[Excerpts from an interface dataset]
════════════════════
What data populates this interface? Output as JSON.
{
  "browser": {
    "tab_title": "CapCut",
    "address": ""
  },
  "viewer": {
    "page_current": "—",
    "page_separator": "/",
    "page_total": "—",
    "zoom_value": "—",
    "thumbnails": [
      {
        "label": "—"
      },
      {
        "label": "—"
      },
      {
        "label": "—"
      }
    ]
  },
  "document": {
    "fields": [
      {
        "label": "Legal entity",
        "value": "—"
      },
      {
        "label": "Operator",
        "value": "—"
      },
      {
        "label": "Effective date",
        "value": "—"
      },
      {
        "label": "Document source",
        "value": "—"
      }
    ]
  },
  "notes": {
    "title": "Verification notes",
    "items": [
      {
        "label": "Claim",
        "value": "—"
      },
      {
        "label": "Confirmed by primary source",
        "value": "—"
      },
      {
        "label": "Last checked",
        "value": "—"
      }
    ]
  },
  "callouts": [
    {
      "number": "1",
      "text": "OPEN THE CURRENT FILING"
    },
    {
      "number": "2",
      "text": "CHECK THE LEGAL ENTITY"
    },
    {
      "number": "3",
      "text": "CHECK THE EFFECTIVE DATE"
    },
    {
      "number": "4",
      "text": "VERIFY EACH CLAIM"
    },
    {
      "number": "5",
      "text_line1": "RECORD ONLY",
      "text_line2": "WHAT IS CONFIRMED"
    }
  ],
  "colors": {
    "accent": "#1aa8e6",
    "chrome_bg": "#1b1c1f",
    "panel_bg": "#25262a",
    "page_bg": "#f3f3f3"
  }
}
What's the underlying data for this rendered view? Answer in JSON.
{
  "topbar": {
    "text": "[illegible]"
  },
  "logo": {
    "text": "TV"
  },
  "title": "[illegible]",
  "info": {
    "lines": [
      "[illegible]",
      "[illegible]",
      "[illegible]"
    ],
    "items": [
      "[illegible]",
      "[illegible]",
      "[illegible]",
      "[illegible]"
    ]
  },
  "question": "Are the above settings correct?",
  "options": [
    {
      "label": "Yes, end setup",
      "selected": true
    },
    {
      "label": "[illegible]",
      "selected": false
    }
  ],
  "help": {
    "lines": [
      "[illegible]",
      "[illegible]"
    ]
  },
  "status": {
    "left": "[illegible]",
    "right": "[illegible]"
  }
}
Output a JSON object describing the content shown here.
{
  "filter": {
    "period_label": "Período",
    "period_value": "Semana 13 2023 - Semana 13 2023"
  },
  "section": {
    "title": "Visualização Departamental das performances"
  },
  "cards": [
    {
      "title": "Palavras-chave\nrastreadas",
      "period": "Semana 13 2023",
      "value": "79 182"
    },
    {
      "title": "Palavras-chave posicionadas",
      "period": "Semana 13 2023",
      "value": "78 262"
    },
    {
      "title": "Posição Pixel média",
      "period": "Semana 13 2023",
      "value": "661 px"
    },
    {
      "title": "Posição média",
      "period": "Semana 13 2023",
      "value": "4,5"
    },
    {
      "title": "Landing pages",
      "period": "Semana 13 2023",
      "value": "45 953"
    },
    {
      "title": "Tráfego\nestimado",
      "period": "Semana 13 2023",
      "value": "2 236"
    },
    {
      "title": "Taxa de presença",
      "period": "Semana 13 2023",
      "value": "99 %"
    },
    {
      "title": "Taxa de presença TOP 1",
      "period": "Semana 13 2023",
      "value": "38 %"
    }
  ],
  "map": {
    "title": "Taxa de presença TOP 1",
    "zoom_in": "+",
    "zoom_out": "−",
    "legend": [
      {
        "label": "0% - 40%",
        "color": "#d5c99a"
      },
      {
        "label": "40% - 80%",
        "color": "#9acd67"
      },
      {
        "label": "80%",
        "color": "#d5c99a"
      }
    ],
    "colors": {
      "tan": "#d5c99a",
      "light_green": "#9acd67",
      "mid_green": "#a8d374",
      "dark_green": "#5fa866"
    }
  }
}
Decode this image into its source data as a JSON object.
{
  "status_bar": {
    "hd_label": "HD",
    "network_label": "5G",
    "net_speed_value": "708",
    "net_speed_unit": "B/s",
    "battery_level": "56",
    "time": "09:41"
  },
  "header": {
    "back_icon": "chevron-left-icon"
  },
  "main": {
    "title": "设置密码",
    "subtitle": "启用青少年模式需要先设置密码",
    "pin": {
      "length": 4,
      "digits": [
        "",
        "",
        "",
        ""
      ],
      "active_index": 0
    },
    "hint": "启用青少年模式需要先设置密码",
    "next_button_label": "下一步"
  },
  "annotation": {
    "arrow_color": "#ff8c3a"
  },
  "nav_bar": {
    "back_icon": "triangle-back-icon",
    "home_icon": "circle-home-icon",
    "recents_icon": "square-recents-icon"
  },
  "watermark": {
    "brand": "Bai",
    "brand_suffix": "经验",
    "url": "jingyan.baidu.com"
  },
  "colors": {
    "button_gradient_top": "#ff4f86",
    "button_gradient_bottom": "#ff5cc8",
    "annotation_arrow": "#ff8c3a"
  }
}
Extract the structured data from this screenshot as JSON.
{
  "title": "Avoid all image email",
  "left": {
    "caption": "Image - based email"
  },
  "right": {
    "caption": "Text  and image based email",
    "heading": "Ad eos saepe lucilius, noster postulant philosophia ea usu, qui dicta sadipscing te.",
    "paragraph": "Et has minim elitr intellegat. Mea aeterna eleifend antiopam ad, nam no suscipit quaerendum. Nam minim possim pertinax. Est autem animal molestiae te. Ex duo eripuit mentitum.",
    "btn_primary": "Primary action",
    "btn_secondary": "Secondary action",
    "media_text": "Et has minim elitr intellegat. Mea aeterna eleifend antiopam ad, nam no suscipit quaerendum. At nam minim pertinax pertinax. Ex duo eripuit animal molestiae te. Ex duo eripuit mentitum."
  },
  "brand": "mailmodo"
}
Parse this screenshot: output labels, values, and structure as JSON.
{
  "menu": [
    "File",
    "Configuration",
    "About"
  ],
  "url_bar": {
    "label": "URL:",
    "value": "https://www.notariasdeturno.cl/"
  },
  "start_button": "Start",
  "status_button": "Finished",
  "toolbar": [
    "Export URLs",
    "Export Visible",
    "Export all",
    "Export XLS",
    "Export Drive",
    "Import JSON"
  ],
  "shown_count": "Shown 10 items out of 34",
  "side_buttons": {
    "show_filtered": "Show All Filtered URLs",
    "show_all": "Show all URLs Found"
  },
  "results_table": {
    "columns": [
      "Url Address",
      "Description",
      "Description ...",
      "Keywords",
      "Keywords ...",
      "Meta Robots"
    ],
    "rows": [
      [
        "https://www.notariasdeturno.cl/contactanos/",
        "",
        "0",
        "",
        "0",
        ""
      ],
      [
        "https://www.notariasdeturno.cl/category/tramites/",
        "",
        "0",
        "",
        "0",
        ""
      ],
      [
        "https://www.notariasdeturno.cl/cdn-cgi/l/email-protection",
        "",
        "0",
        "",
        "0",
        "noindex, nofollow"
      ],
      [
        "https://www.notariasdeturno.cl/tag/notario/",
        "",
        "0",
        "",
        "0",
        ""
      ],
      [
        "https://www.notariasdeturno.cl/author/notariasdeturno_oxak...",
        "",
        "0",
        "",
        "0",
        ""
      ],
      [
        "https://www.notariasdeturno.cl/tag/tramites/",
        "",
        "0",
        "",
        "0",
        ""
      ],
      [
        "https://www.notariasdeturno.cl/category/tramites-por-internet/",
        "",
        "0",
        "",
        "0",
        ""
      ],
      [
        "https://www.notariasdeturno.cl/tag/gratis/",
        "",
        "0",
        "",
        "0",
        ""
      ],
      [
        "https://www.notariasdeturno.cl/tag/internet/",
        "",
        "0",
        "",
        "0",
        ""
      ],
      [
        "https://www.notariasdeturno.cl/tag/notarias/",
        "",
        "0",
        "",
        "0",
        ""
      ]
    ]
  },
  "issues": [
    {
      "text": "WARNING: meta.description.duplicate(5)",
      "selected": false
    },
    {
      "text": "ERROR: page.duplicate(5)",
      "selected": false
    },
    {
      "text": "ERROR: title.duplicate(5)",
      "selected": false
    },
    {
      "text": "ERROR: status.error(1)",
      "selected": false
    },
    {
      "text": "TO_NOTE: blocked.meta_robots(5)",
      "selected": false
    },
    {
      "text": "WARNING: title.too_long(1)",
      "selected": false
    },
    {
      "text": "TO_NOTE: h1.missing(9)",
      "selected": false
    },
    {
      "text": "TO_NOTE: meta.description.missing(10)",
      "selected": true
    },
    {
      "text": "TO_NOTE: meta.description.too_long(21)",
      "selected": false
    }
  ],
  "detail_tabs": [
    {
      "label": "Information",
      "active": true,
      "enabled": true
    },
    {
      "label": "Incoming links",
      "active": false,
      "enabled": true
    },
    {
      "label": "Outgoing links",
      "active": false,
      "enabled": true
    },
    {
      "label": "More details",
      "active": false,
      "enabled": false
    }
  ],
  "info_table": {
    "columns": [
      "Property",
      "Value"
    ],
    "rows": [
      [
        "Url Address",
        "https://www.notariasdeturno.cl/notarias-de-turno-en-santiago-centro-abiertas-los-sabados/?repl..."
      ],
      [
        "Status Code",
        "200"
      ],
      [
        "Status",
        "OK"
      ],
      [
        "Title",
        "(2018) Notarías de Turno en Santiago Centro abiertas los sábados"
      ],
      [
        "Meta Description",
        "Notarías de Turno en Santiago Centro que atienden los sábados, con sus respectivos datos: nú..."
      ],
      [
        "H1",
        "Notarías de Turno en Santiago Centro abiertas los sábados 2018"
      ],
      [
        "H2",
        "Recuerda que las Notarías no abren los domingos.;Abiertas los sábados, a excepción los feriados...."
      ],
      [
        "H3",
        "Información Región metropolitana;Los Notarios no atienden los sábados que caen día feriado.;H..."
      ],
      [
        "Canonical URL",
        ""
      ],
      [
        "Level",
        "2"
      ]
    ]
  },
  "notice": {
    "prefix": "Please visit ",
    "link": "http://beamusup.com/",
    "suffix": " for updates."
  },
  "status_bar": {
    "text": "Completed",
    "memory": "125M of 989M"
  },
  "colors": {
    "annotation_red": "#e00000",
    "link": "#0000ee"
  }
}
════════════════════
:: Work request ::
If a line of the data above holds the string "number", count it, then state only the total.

:: Task solution ::
5